◆ Action item ◆
I'd like every line from the material below that has "name" in it.
START Input for this task
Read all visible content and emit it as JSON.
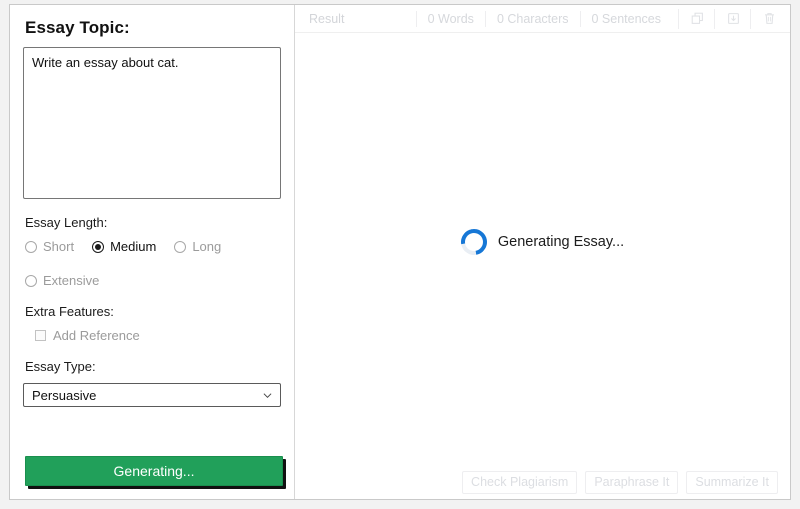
{
  "left": {
    "title": "Essay Topic:",
    "topic_value": "Write an essay about cat.",
    "topic_placeholder": "",
    "length_label": "Essay Length:",
    "length_options": [
      {
        "label": "Short",
        "selected": false,
        "disabled": true
      },
      {
        "label": "Medium",
        "selected": true,
        "disabled": false
      },
      {
        "label": "Long",
        "selected": false,
        "disabled": true
      },
      {
        "label": "Extensive",
        "selected": false,
        "disabled": true
      }
    ],
    "extra_label": "Extra Features:",
    "extra_options": [
      {
        "label": "Add Reference",
        "checked": false,
        "disabled": true
      }
    ],
    "type_label": "Essay Type:",
    "type_value": "Persuasive",
    "submit_label": "Generating..."
  },
  "right": {
    "result_label": "Result",
    "metrics": [
      {
        "label": "0 Words"
      },
      {
        "label": "0 Characters"
      },
      {
        "label": "0 Sentences"
      }
    ],
    "icons": [
      {
        "name": "copy-icon"
      },
      {
        "name": "download-icon"
      },
      {
        "name": "trash-icon"
      }
    ],
    "loading_text": "Generating Essay...",
    "footer_buttons": [
      {
        "label": "Check Plagiarism"
      },
      {
        "label": "Paraphrase It"
      },
      {
        "label": "Summarize It"
      }
    ]
  },
  "colors": {
    "accent_green": "#21a05a",
    "spinner_blue": "#1677d6",
    "disabled_gray": "#9b9b9b",
    "muted_gray": "#d6d8dc"
  }
}
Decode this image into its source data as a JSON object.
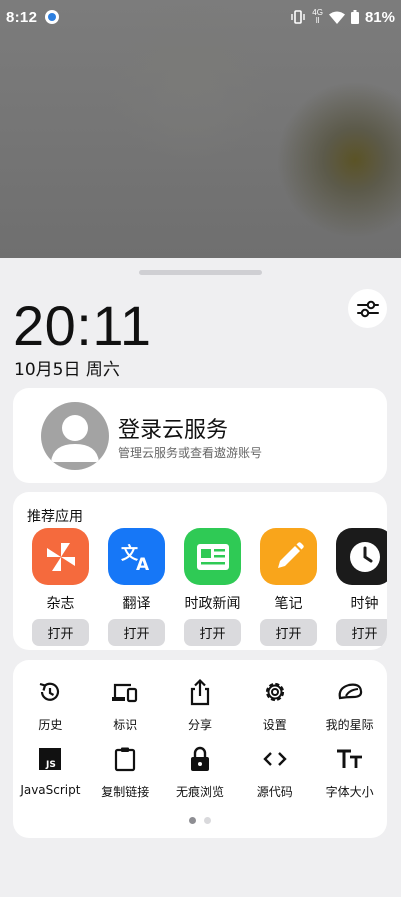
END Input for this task
◆ Answer section ◆
        "name": "copy-icon"
        "name": "download-icon"
        "name": "trash-icon"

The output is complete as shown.